Retailers, such as Play.com, Tesco and Amazon, have increasingly used the Low Value Consignment Relief (LVCR) rule to avoid paying VAT on products sold online.
However, the LVCR will no longer apply to all goods sent from the Channel Islands from April 1, after the government found that it was costing £140m a year.
The maximum price of goods allowed under LVCR was also reduced from £18 to £15 on November 1, following a Budget announcement in March.
"These reforms will ensure that UK companies, especially small and medium-sized enterprises, can compete on a level playing field with those larger companies with the resources to set up operations in the Channel Islands," said David Gauke, exchequer secretary to the Treasury.

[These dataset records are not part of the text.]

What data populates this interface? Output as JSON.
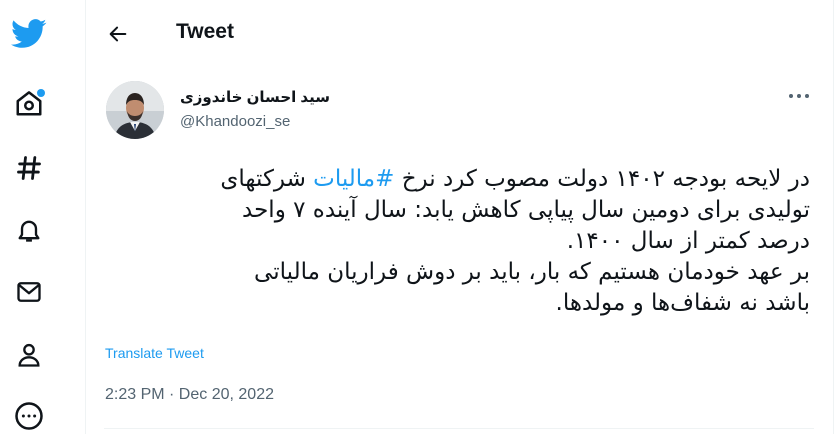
{
  "nav": {
    "items": [
      {
        "icon": "twitter-logo-icon",
        "label": ""
      },
      {
        "icon": "home-icon",
        "label": ""
      },
      {
        "icon": "hashtag-icon",
        "label": ""
      },
      {
        "icon": "bell-icon",
        "label": ""
      },
      {
        "icon": "mail-icon",
        "label": ""
      },
      {
        "icon": "profile-icon",
        "label": ""
      },
      {
        "icon": "more-circle-icon",
        "label": ""
      }
    ]
  },
  "header": {
    "title": "Tweet"
  },
  "tweet": {
    "author_name": "سید احسان خاندوزی",
    "author_handle": "@Khandoozi_se",
    "text_lines": {
      "l1_before": "در لایحه بودجه ۱۴۰۲ دولت مصوب کرد نرخ ",
      "l1_hashtag": "#مالیات",
      "l1_after": " شرکتهای",
      "l2": "تولیدی برای دومین سال پیاپی کاهش یابد: سال آینده ۷ واحد",
      "l3": "درصد کمتر از سال ۱۴۰۰.",
      "l4": "بر عهد خودمان هستیم که بار، باید بر دوش فراریان مالیاتی",
      "l5": "باشد نه شفاف‌ها و مولدها."
    },
    "translate_label": "Translate Tweet",
    "timestamp": "2:23 PM · Dec 20, 2022"
  },
  "colors": {
    "accent": "#1d9bf0",
    "text": "#0f1419",
    "secondary": "#536471",
    "divider": "#eff3f4"
  }
}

"We are also protecting a significant amount of tax revenue. By making these changes, we are striking the best possible balance between the costs of collecting small amounts of VAT and protecting the interests of UK taxpayers and businesses."
LVCR was originally implemented as a VAT exemption for goods coming to the UK from outside the EU, as previously collecting small amounts of VAT cost more than it was actually worth.
The problems arose because the Channel Islands are treated as being outside of the EU for VAT purposes, enabling retailers to send low-price goods to the islands and have them sent back individually to the UK.
Richard Allen, a spokesperson for Retailers Against VAT Avoidance, said that businesses would welcome the removal of this "major market distortion".
"The VAT Loophole is not only contra to the basic principles of EU VAT law but is also contra to any sense of fair play and a 'moral market'," he said.
"Although we welcome competition based on price and service, a scheme that abuses tax legislation in order to promote damaging and predatory competitive behaviour should never have been allowed to develop.
"We hope that the UK Government and EU will now remain vigilant and ready to close down any similar schemes should they develop in other locations. The Channel Island's VAT loophole has over many years destroyed livelihoods and caused much misery in the UK business community."
Officials in Jersey and Guernsey have warned that the change would have a "significant impact" on the islands. They are concerned about the amount of notice they were given about the move, which could put up to 1,700 jobs at risk across the islands.
However, Allen said: "We are of course sympathetic to those Channel Island employees who may lose their jobs as a result of the ending of this industry but we think it is entirely disingenuous for commentators to blame the loss of that employment on those attempting to correct what is clearly an unacceptable, unsustainable and damaging abuse of the tax system."
In 2009, the government uncovered an error in legislation that meant measures preventing the sale of adult videos and video games to under-18s were actually unenforceable. The loophole has since been closed.